All this contributed to saving Christmas, but the most important contribution was by a Unitarian who connected Christmas to the Social Gospel. In doing so he popularised the idea of Christmas being an occasion to give to those less fortunate and to gather family and friends around laden dinner tables and Christmas trees filled with lights, decorations, and toys.

In 1842, Charles Dickens travelled to America and chronicled his disillusionment with the country’s institutions, especially slavery. Yet Dickens praised his visit to Boston, where he met Ralph Waldo Emerson and William Ellery Channing.

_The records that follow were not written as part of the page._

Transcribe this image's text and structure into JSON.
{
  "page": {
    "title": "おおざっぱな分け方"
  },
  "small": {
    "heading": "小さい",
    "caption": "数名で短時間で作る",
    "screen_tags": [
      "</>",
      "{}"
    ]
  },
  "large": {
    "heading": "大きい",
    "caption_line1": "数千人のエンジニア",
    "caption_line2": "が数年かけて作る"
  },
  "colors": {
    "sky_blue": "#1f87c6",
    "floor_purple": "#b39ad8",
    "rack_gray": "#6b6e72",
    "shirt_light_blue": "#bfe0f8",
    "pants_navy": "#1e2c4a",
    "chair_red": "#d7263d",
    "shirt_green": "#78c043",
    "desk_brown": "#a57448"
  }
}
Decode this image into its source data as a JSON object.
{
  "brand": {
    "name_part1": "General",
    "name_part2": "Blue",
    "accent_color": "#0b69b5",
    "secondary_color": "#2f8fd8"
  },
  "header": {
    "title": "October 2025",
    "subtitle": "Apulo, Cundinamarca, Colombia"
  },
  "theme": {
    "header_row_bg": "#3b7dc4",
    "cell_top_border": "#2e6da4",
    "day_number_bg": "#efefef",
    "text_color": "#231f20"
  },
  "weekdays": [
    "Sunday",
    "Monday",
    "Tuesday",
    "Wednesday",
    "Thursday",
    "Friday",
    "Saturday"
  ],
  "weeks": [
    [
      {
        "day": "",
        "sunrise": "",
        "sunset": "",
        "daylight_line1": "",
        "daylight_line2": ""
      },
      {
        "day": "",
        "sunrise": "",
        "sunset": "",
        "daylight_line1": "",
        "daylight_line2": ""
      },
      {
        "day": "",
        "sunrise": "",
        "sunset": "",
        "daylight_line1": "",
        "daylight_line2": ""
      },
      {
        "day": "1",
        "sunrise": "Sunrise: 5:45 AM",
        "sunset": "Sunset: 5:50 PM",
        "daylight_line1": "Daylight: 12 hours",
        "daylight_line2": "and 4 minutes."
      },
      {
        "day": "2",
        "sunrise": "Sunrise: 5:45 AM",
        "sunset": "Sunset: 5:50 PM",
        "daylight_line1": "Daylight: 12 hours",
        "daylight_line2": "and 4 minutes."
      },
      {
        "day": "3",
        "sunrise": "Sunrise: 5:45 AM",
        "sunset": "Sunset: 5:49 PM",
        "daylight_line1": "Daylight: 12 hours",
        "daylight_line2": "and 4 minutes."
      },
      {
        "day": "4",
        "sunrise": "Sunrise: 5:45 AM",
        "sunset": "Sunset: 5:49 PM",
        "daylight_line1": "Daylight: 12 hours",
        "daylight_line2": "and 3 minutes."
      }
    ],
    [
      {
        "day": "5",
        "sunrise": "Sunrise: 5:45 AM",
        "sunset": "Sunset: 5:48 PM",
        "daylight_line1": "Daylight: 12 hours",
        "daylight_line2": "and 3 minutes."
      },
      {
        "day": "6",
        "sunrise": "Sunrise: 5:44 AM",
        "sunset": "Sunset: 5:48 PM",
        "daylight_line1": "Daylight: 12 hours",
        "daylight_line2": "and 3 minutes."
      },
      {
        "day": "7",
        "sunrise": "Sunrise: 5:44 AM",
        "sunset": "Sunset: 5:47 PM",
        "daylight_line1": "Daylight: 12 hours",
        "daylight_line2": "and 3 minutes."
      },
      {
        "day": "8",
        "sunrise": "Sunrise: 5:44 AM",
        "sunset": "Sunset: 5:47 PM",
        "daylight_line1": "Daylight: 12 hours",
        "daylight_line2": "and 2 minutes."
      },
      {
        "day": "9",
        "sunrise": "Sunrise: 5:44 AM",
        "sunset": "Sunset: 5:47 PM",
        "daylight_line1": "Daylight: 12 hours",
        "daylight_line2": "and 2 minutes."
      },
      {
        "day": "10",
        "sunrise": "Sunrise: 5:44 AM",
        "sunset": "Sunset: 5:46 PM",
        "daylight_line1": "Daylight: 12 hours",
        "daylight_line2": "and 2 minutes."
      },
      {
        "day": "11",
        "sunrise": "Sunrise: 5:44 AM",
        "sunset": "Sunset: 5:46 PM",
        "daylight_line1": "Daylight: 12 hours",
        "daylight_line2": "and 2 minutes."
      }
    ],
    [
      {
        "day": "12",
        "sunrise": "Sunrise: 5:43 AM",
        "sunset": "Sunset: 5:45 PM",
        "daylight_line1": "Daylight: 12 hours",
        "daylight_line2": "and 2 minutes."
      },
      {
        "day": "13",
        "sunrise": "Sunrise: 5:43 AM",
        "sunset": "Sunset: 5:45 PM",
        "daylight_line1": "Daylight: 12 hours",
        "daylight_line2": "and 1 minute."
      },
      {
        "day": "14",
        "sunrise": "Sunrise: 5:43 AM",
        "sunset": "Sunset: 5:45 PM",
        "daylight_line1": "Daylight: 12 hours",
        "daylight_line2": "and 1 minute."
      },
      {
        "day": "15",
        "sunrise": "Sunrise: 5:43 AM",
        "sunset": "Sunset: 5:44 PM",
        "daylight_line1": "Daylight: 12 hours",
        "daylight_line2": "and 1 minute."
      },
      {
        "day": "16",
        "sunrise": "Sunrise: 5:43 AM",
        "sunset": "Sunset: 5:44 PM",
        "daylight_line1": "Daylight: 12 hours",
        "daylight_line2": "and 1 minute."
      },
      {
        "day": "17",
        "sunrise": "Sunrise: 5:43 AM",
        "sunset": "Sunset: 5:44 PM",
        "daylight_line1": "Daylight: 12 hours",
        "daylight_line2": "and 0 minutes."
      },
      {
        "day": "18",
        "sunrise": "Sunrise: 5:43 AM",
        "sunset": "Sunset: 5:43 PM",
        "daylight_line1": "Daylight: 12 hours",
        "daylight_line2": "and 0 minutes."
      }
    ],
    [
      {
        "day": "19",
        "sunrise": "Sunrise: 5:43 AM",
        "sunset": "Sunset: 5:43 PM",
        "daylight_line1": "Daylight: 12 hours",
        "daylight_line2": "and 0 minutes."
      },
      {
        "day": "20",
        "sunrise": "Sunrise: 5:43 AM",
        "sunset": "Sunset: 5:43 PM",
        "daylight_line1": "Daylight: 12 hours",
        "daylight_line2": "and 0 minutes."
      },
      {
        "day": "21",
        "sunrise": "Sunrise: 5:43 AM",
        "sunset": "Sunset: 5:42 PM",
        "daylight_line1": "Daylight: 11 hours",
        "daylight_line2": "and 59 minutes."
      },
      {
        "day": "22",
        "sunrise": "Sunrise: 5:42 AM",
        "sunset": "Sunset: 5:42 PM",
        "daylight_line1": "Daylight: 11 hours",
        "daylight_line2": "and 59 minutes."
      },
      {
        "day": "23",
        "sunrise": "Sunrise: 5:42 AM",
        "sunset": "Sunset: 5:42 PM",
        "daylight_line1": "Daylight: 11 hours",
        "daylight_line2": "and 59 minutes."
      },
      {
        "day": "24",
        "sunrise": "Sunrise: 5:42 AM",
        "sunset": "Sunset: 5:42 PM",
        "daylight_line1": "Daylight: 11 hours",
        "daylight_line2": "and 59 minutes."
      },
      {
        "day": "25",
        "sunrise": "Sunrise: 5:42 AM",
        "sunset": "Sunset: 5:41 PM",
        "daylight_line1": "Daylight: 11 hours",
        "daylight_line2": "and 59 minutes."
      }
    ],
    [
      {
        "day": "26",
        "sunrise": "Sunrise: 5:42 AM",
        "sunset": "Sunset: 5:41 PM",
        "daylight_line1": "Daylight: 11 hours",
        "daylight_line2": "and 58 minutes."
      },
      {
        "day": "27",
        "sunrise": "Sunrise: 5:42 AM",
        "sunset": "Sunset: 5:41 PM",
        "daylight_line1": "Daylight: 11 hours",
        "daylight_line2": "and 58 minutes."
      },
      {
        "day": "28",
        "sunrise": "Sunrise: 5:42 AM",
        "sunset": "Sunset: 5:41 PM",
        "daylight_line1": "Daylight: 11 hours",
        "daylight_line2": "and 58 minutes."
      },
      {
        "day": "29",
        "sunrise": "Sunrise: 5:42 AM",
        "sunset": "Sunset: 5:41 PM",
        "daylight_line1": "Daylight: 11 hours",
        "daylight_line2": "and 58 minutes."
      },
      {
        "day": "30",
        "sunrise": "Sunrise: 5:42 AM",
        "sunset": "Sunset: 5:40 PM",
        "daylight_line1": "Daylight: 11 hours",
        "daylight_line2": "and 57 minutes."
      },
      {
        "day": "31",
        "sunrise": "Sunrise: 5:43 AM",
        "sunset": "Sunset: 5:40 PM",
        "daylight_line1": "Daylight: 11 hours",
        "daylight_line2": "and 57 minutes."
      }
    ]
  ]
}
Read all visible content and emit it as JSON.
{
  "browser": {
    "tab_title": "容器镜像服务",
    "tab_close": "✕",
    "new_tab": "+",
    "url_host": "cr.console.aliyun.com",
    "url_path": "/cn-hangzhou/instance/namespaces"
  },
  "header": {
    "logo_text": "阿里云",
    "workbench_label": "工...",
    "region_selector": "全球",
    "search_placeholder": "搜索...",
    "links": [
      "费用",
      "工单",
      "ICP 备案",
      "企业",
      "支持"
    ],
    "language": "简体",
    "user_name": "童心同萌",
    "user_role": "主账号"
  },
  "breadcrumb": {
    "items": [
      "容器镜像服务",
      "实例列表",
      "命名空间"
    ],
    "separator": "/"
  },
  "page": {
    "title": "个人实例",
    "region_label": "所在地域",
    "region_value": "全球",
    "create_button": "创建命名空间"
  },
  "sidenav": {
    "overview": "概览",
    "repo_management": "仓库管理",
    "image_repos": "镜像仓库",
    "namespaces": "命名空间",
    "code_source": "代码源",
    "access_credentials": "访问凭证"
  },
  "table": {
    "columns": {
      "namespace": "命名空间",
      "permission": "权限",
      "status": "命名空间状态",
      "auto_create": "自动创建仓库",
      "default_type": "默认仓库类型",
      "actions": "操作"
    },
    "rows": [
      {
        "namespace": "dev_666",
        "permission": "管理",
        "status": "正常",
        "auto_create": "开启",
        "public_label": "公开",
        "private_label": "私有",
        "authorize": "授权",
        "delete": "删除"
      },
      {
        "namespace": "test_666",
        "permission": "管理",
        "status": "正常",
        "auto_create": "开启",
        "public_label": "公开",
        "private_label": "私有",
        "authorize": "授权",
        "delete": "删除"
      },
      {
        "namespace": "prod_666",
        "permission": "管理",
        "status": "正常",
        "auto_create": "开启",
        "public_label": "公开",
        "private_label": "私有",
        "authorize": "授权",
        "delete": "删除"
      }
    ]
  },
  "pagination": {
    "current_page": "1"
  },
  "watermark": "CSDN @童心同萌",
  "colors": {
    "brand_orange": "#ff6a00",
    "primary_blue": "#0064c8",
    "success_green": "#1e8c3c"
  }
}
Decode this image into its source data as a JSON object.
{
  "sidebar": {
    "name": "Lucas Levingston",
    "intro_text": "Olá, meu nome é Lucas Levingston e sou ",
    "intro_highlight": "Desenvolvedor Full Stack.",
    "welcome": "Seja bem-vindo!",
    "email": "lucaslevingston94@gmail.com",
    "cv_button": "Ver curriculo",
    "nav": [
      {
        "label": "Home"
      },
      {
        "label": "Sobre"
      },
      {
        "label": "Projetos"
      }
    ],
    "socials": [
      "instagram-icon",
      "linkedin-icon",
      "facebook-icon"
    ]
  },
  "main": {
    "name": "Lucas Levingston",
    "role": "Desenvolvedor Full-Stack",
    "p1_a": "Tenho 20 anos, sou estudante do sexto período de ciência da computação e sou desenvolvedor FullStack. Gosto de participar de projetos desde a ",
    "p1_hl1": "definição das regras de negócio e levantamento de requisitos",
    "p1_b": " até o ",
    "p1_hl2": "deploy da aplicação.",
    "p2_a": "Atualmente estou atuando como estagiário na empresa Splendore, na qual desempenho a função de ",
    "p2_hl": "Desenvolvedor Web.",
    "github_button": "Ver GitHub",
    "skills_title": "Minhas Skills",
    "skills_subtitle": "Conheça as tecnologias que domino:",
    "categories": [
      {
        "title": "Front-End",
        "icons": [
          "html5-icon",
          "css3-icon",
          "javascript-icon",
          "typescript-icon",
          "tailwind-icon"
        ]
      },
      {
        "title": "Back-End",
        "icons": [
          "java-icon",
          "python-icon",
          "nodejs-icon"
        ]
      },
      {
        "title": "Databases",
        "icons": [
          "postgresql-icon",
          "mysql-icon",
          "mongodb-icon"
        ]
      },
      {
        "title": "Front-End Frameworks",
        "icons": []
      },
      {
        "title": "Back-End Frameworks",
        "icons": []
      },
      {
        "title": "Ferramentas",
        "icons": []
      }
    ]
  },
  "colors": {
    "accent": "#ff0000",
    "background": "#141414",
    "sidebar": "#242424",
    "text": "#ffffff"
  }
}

On returning home, Dickens took a pew at the Unitarian Little Portland Street chapel in London. “Disgusted with our Established Church, and its daily outrages on common sense and humanity,” Dickens wrote in a letter, “I have carried into effect an old idea of mine, and joined the Unitarians, who would do something for human improvement, if they could; and who practise Charity and Toleration.”

In 1843, shortly after his return from America, he wrote A Christmas Carol. Without once mentioning Jesus, Dickens shows it is possible to experience a conversion — not necessarily based on a specific religious experience — but a personal regeneration that leads one to help others.

Today, historians credit A Christmas Carol and ’Twas the Night before Christmas as having done the most to make Christmas what it is today, a holiday for everyone. While the author of the of ’Twas the Night before Christmas was an Anglican, its illustrator was the famous Unitarian cartoonist and political satirist, Thomas Nast. It was he, not Coca Cola, who first drew Santa Claus as we now all know he looks, and made his home the North Pole where he could belong to all the world’s children no matter their faith (or no faith).

So, I guess that’s why we are so crowded on Christmas Eve. We promote Christmas as a time of beauty, peace, generosity, kindness, family in its broadest sense and, of course, merrymaking. This is why we still celebrate Christmas. It’s not really a miracle — we aren’t big on miracles. We celebrate because humanity needs it. All of us: Catholics, Protestants, atheists, humanists, Muslims, Buddhists, Hindus, Sikhs, earth-centred indigenous peoples, pagans and seekers.

Another reason we need it has been made apparent this year. Christmas offers unexpected hope for renewal and transformation in an uncertain future. That is what will keep Unitarians celebrating Christmas for another couple of millennia.

Discussion / Meditation


Links

Welcome includes “You Are the Holiday Miracle” By Gwen Matthews

Chalice Lighting includes “Love Is Our Greatest Purpose” By Jay E Abernathy, Jr

“Spirit of Life” by Carolyn McDade. Sung by Amelia Wisniewski-Barker and Brittany Ann Tranbaug of First Unitarian Church of Philadelphia, Philadelphia, PA, USA.

Time for All Ages is “Dasher”

Musical Interlude “We Are” by Dr. Ysaÿe Barnwell, performed by Dr. Ysaÿe Barnwell and the UUA General Assembly 2020 virtual choir.

Closing Words:- “May our faith sustain us” By Jim Wickman

Postlude 1: “The 12 days of Christmas – Māori Style”. The māori side steps share their Summer/Kiwi/Māori Christmas..
Postlude 2: “Silent Night/Pō Marie” sung in Te Reo Māori. Performed by Zoe Mac